The jury is still out on how the federal government is going to respond to the legalization of marijuana. To be honest, we don’t know yet. The people have spoken, and we’ll work with them. Right now we’re just looking at our policies, figuring out how we might regulate it. We don’t know yet, but the federal government’s going to have a clear voice in all this and we’re waiting to hear what they think. 

What were the biggest challenges when you first started? 

There hasn’t been a bigger supporter and partner than Governor Hickenlooper. He’s always available for me to call and say, “Give me some guidance on this.” He’s been very candid and open and honest. The transition wasn’t that challenging for me because I came from city council. My personal life changed dramatically, and my family’s life changed; it was a whole different set of demands and obligations. No one can ever prepare you for that. 
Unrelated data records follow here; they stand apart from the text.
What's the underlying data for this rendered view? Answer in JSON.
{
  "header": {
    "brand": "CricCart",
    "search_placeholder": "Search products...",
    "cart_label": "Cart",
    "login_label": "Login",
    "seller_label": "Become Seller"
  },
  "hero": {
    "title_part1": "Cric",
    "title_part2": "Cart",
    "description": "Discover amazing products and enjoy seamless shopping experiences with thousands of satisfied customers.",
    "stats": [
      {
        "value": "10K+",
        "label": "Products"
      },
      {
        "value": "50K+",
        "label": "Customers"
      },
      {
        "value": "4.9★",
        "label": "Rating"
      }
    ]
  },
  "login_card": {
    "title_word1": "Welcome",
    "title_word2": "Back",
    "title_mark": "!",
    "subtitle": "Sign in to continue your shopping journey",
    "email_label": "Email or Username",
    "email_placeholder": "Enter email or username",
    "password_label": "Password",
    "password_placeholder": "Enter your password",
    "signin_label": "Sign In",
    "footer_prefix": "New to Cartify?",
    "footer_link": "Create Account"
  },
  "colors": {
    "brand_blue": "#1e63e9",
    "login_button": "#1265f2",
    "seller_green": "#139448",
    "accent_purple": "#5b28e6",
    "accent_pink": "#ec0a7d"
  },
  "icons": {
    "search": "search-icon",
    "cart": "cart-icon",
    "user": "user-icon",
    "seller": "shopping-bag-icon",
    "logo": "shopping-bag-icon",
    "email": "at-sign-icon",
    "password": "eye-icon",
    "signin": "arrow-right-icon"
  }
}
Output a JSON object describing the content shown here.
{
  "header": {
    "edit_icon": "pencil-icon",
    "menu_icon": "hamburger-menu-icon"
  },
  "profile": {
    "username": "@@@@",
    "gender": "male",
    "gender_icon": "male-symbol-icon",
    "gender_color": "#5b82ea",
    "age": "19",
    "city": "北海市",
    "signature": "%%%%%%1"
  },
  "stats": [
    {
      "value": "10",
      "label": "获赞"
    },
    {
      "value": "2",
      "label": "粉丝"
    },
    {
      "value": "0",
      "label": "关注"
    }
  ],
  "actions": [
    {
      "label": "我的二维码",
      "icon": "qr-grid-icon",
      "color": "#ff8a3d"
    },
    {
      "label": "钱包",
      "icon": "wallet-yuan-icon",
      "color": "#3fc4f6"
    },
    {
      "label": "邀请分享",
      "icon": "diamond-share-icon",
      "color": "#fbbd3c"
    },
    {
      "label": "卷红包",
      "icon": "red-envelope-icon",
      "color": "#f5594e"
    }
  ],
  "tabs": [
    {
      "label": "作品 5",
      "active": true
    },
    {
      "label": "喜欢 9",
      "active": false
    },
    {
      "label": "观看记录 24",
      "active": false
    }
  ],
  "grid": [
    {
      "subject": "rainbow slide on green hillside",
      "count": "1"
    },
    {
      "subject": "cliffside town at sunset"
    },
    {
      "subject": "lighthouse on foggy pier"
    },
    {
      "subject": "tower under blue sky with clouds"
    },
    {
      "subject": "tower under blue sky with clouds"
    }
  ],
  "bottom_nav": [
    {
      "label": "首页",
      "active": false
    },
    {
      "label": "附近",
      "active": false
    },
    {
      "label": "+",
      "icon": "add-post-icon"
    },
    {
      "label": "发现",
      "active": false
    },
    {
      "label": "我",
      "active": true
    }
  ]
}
On the professional side, it takes a while to settle into such a strong executive position, with a leadership structure that really allows the executive to make a difference. You have to figure out your bandwidth and what to focus on. The key is to focus on a few things. That’s why we were able to do things like capture the Tokyo flight. Focus, get it done, and let’s move on. Obviously, things come up that distract you, but when you get a chance you go right back to the plan. 

Has anything really surprised you, either positively or negatively? 

The very first half day I was in office, we had the incident at the Denver Zoo [in which a man died after being immobilized by a stun gun by police, who were investigating a domestic violence accusation against him]. Talk about a reality check. And the unfortunate shooting of officer Selena Hollis was tough. And then we went through the Aurora movie theater shootings, and though it wasn’t on Denver’s land, we are a region and we felt it just as painfully. 

No matter how painfully we are impacted as individuals, the people look to you for leadership. You must gather yourself, show strength, and say, “We’re going to get through this,” while at the same time showing compassion for those who have been impacted. 

I could not have been prepared for walking into the hospital and being immediately directed to the daughter of Selena Hollis and talking to that 12-year-old. Those are the tragedies you pray on and you hope don’t happen in your city or surrounding areas. Unfortunately they do, and we’ve got to get through them. 

But then there are always the great times, too. You celebrate the Denver to Tokyo flights, the first presidential debate coming to Denver last year, the landing of the patent office, Peyton Manning, Tim Tebow. Those are the moments where you’re like, “Gosh, it’s great to be mayor of this city.”

Pages